• Data records:
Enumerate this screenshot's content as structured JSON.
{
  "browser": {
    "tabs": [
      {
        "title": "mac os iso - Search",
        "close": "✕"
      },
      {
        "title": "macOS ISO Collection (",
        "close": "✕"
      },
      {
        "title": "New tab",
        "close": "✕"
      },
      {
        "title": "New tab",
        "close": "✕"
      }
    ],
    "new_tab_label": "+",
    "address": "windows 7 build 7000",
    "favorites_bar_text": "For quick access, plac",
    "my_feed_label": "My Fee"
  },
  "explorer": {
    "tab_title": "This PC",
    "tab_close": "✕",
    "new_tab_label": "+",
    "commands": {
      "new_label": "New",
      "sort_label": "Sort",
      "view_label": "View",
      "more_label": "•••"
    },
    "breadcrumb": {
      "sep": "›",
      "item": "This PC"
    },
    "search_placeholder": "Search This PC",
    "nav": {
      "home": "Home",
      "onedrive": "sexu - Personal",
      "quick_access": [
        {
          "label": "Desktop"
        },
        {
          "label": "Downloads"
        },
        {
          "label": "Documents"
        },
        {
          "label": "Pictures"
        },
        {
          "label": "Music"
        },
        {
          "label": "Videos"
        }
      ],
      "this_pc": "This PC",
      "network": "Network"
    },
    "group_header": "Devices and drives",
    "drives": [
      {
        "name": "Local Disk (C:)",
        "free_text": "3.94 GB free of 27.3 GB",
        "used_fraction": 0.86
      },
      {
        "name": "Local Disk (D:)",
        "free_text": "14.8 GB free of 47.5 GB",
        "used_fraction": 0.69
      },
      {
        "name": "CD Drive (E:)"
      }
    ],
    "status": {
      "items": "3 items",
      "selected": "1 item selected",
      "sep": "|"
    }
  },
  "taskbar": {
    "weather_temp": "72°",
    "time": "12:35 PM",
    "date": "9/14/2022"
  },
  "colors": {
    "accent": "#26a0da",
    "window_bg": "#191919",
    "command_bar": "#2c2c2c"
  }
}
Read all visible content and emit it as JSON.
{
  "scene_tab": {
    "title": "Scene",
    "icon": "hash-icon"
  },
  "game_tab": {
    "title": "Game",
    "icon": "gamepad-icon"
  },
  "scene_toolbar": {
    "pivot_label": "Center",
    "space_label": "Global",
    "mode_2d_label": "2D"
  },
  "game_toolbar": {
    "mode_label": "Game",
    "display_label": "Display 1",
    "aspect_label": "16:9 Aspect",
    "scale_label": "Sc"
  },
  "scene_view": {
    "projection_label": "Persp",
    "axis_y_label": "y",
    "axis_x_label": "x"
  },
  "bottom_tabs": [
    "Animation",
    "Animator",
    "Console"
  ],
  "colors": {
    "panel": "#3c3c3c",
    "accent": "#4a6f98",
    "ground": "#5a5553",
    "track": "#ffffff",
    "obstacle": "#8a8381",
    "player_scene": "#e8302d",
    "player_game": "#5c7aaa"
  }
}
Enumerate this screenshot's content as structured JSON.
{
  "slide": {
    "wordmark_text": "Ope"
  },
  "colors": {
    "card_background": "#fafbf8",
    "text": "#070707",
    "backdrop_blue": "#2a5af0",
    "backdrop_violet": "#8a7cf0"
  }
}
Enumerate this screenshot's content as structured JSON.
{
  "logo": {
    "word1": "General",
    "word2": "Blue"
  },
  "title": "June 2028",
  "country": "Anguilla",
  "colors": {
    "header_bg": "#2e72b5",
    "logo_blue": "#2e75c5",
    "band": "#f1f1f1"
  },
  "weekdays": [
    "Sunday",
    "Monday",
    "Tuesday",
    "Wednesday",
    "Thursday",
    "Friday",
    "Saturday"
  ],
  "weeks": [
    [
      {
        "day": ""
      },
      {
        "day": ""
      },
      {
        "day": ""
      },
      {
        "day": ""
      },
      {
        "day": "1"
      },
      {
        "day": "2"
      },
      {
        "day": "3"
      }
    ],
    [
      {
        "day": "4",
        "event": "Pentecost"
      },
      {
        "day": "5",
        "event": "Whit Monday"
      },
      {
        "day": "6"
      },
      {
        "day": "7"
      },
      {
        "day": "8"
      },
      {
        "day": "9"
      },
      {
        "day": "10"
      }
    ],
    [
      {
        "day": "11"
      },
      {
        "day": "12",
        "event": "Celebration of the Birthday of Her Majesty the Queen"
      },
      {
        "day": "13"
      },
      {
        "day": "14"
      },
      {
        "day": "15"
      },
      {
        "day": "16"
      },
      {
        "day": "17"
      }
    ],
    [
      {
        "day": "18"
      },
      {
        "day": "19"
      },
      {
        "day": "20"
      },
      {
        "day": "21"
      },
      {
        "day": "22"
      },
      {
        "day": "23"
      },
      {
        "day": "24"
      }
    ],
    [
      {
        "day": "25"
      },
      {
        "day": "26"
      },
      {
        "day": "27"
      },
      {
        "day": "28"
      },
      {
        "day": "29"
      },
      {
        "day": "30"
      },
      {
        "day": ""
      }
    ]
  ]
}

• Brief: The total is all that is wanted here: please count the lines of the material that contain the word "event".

• Task response: 3